#### SOURCE DATA
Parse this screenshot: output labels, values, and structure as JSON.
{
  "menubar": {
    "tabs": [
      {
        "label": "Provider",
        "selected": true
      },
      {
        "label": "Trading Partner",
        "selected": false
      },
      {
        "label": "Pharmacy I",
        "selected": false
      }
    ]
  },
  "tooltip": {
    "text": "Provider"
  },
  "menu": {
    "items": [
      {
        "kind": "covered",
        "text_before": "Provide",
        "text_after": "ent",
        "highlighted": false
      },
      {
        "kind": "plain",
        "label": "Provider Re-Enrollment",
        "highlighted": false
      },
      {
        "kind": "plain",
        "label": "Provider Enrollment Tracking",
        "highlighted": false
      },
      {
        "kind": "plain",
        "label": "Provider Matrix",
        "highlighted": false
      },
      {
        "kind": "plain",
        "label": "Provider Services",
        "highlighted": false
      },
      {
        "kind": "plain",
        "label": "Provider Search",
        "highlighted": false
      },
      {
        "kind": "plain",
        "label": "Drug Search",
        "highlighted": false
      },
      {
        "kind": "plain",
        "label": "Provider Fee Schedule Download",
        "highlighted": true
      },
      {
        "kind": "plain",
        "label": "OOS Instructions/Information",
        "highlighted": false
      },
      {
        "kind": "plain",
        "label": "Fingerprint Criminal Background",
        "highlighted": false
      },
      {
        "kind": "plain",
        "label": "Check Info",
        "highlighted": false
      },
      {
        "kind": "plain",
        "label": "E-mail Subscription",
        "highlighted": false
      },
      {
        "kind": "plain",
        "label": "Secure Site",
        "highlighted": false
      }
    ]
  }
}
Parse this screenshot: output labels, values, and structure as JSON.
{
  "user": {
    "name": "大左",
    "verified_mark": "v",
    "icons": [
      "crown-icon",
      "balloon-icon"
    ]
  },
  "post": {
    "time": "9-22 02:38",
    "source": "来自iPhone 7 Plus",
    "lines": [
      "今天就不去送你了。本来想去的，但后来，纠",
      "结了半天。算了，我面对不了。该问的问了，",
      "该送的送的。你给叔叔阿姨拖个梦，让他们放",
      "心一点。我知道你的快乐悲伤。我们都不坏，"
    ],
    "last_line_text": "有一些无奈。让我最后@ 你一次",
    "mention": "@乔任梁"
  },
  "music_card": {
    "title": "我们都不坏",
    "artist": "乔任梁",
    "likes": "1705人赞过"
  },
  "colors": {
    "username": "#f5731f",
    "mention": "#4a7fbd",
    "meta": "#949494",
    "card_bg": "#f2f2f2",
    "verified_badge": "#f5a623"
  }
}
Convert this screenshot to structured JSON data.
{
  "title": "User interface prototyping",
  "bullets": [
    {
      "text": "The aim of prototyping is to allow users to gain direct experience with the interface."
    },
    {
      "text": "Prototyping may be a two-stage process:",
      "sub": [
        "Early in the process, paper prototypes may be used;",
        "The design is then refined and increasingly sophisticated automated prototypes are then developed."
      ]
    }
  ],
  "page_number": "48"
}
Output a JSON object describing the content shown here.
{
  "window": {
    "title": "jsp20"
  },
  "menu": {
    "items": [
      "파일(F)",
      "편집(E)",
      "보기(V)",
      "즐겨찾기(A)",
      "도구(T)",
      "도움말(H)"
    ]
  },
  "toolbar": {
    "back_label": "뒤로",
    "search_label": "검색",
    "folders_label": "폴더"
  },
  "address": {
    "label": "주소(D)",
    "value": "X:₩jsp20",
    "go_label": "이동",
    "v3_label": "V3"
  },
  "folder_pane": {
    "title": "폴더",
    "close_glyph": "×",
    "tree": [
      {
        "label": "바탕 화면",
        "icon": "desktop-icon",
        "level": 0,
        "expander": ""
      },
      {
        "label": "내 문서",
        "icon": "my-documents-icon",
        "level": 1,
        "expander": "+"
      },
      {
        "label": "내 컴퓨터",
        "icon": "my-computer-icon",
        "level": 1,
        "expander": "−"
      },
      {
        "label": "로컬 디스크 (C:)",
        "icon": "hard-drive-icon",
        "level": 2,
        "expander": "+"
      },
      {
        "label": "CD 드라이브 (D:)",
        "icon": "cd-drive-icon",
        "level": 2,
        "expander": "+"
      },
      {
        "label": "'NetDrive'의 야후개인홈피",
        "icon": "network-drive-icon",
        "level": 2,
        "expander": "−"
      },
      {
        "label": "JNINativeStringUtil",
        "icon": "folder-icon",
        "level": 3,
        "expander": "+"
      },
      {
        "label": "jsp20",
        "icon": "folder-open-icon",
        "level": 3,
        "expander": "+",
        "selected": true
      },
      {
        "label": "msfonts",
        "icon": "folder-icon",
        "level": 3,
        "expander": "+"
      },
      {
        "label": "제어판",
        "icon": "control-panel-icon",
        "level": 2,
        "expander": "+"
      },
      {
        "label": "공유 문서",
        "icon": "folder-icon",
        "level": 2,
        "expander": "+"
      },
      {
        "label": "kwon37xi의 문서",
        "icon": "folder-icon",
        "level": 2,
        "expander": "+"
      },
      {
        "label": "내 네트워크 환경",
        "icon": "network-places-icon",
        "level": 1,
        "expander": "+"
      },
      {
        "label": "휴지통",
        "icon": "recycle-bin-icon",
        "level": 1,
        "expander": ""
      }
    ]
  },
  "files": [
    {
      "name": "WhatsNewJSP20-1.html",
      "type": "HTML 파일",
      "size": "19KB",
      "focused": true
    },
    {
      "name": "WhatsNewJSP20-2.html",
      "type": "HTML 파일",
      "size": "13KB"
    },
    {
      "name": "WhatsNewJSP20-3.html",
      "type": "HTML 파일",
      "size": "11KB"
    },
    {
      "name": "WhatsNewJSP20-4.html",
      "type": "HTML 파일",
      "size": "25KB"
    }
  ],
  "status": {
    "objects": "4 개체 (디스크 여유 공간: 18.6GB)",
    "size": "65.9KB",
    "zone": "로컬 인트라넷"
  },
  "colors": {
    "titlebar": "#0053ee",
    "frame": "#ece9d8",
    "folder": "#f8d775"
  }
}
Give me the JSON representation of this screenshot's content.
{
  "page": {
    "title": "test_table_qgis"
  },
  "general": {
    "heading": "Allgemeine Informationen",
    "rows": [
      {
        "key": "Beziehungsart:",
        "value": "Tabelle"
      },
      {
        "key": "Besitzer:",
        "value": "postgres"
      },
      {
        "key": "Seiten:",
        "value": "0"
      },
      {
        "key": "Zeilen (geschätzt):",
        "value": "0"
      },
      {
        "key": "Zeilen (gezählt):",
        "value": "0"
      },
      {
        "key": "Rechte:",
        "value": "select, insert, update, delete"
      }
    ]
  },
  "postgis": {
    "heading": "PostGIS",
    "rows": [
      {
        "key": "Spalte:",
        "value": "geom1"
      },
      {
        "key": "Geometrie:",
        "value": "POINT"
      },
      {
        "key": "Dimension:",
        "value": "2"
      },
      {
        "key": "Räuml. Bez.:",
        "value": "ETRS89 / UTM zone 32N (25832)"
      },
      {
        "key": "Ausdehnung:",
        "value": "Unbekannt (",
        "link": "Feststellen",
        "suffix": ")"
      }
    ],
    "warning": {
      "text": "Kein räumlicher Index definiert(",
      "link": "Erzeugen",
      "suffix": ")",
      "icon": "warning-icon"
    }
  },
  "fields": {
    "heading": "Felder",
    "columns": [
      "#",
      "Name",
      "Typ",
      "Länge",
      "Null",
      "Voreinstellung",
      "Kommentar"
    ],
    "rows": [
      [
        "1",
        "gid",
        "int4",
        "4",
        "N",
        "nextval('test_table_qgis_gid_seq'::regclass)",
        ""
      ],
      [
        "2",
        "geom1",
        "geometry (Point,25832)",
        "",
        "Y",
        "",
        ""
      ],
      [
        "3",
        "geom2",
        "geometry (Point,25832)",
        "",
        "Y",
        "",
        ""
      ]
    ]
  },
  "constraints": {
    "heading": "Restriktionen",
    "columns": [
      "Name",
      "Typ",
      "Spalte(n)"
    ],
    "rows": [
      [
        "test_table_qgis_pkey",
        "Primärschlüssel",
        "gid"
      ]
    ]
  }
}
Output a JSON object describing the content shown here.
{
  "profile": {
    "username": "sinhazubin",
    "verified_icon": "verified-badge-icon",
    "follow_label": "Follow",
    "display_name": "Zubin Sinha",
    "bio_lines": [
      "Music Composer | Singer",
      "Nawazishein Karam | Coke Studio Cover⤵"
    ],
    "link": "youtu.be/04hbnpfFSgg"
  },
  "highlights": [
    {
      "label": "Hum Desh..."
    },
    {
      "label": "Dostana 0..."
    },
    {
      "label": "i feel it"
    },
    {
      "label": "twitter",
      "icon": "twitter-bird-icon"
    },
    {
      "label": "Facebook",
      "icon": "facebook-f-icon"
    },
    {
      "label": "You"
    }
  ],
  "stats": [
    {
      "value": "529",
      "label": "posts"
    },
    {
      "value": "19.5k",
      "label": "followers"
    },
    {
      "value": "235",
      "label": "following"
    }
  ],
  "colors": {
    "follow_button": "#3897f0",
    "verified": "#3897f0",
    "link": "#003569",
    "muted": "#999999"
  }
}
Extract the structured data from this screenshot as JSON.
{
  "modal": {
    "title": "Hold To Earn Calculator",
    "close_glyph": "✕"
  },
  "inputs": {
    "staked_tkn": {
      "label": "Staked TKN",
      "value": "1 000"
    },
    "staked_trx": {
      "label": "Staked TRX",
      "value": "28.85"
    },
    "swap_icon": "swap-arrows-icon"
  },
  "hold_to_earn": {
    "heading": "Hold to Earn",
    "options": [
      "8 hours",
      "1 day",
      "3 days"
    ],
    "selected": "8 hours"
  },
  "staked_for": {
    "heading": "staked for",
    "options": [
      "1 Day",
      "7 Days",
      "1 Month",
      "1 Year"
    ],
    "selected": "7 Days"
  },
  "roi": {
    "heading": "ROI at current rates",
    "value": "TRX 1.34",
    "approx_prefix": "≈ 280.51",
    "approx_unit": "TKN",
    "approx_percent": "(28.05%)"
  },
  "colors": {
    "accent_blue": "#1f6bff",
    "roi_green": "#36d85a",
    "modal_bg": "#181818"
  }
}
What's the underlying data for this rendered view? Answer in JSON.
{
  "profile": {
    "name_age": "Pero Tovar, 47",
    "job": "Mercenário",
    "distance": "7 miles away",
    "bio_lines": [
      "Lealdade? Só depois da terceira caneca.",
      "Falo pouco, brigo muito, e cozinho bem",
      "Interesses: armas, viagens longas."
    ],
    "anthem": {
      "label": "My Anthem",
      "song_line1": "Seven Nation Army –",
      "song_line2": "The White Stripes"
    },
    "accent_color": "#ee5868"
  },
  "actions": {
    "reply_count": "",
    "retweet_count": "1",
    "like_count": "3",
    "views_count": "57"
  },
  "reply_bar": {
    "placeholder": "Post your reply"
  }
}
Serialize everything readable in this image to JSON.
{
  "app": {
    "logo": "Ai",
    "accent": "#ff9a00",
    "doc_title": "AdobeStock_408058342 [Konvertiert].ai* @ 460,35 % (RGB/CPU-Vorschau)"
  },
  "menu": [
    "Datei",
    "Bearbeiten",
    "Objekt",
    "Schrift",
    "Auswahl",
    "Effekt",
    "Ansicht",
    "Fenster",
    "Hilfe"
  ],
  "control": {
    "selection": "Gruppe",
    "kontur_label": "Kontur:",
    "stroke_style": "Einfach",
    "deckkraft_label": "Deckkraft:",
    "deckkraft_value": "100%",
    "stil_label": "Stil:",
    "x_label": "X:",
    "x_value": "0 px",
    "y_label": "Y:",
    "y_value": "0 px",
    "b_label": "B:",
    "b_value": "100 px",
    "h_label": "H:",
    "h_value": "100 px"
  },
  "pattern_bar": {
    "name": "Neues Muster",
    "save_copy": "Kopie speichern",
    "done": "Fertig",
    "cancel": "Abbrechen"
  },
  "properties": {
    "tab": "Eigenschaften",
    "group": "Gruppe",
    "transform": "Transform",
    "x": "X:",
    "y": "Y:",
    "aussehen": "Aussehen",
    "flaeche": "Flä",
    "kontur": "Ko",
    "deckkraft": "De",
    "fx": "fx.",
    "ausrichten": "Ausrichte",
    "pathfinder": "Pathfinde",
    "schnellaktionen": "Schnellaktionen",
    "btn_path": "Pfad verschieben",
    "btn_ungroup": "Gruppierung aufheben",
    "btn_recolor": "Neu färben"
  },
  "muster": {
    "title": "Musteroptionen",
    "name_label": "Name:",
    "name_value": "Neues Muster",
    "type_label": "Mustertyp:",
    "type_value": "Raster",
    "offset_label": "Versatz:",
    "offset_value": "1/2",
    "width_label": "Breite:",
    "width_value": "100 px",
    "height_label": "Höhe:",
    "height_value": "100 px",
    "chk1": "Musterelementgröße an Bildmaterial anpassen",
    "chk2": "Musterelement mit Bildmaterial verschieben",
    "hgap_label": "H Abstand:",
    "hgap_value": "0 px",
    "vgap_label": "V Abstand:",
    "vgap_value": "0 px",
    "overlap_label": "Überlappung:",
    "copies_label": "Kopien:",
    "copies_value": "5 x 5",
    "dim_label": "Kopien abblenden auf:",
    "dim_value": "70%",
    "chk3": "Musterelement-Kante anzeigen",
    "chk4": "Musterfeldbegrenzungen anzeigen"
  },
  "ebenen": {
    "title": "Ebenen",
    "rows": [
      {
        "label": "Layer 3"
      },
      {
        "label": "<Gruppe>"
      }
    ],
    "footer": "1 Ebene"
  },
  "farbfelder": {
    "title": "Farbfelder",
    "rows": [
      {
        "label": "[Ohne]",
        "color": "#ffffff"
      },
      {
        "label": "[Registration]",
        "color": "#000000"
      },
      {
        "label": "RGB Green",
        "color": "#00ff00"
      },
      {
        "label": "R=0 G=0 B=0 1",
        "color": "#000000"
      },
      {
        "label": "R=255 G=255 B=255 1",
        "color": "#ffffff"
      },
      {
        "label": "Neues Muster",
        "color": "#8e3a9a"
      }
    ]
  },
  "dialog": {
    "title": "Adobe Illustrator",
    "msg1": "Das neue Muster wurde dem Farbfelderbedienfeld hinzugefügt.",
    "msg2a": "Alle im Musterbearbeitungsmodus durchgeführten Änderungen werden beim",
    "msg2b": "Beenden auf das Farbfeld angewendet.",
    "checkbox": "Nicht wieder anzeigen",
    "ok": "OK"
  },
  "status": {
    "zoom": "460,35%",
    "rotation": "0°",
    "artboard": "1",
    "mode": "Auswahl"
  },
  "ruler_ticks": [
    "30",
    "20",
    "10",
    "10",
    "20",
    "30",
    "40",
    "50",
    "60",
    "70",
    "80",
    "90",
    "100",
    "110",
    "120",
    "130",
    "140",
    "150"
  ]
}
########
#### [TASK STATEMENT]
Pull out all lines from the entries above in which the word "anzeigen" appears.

#### [ANSWER TO THE EXERCISE]
    "chk3": "Musterelement-Kante anzeigen",
    "chk4": "Musterfeldbegrenzungen anzeigen"
    "checkbox": "Nicht wieder anzeigen",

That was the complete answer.